Doorstep delivery of rations: Govt offer people chance to opt out of scheme
The Delhi government’s scheme to ensure doorstep delivery of rations is designed to automatically include all 7.16 million beneficiaries of the public distribution system in the capital, unless they choose to opt out. To that end, the food department has started sending text messages to ration card holders alerting them about the scheme and offering them the choice to opt out, said a senior government official.
Not responding to the message within 10 days of receipt means that the beneficiary is automatically included in the scheme. This, food rights activists say, will only confuse people. They argue that the government should have given people the choice to “opt in” rather than out.

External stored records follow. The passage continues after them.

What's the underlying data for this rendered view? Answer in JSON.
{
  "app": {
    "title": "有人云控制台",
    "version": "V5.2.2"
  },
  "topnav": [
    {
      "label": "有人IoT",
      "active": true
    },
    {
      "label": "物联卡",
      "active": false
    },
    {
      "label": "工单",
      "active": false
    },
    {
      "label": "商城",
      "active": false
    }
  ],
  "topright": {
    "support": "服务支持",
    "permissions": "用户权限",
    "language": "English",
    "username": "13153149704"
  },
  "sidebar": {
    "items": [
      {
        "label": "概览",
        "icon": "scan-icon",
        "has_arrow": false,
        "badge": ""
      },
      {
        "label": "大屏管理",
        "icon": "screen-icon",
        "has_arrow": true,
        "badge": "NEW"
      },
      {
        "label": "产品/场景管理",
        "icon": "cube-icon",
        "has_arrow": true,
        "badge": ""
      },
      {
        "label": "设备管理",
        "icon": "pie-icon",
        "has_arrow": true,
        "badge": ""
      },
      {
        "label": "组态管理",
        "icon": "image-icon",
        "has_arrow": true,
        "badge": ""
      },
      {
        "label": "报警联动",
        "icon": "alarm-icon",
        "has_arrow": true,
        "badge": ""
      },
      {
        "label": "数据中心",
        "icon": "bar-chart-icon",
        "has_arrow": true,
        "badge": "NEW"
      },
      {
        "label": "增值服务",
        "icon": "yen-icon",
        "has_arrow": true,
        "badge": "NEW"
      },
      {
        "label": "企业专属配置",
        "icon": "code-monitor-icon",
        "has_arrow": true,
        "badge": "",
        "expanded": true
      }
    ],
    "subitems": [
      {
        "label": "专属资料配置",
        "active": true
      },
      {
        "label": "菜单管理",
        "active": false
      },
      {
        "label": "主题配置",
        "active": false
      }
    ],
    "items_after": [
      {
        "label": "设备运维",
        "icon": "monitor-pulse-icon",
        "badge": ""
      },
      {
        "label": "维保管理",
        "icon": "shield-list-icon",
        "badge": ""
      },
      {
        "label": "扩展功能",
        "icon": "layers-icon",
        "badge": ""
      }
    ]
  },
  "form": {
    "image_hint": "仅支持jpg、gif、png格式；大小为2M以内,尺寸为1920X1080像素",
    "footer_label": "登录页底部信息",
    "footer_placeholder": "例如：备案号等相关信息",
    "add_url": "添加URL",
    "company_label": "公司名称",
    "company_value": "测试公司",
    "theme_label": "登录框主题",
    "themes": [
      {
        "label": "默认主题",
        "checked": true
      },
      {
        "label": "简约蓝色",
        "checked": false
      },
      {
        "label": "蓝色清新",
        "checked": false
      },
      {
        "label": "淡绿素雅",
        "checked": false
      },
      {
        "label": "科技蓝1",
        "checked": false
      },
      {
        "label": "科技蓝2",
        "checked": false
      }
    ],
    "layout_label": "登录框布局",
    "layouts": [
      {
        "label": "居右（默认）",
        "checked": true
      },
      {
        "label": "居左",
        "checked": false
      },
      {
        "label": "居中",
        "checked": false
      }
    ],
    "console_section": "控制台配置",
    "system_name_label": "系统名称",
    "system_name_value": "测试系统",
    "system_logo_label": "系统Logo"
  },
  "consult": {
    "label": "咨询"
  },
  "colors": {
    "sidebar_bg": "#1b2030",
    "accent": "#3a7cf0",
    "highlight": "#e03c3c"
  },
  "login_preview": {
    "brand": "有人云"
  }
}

“The government has started sending text messages to ration card holders from January 2, asking if they want to opt out of the scheme. People who do not respond to the message within 10 days will automatically qualify for doorstep delivery of monthly rations. Those who want to opt out can also approach the district office concerned of the food and civil supplies department in later stages,” said a senior official of the food department who did not wish to be identified.
Chief minister Arvind Kejriwal, on January 25, had said that the long-awaited scheme will be launched in March.
Delhi has 1.75 million ration card holders – which translates to 7.16 million beneficiaries. Of the total ration card holders, 1.51 million are covered under priority household category of the National Food Security Act, 2013, while 0.17 million are covered under priority state household category, and the remaining 0.07 million come under the Antyodaya Anna Yojana, show government records.
While those under the first two categories are entitled to 5 kilos of food grains a month, those under the third category are entitled to 25kg wheat, 10kg rice and 1kg sugar every month. These items are distributed to them from 2,010 fair price shops that are currently functional across the city.
The project was cleared by the Delhi cabinet in March 2018 but could not be rolled out because of several administrative issues, some of which even led to stand-offs between the elected government led by the Aam Aadmi Party (AAP) and officials in charge of the department. Some of the administrative issues pertained to legal provisions under the food security law, which took more than one year to be resolved, said a senior government official.
The project was given a fresh push ahead of the assembly polls in Delhi in February 2020 and a pilot run for three months was conducted in five municipal wards of north Delhi. In July 2020, the new cabinet gave fresh approval to the project.
Shailendra Kumar, president of Delhi public distribution system welfare association, said: “People should have been given the choice of opting in rather than out. People need more time to understand the scheme. Many of them will choose not to respond to the text messages despite having apprehensions about inclusion.”
Saurabh Garg, secretary of the Delhi-based sarkari ration dealer sangh, echoed similar concerns. He said, “Nearly 30% of the phone numbers registered for ration in the city are non-functional. The record updating process is yet not complete. Also, disclosure of mobile number for availing of rations is voluntary. It is uncertain what would happen to such beneficiaries.”
The Delhi Rozi Roti Adhikar Abhiyan, a city-based collective led by activists such as Anjali Bhardwaj, Annie Raja and Sipa Sinha, that works on food rights, has raised concerns about the implementation of the scheme and flagged those concerns through a letter sent to Kejriwal last month.
“The text messages sent to ration cardholders show that the government is making a presumption of consent for the home delivery of rations as it requires only those who do not want to avail of it to send a response message. As the proposed policy is going to significantly impact how people access their food grain entitlement under the National Food Security Act, it is important that people are given comprehensive information about the delivery mechanism and then be able to choose the preferred system,” said the letter, further highlighting concerns about “lack of transparency” in the process and more room for “corruption”.
Delhi government spokespersons refused to comment on the matter.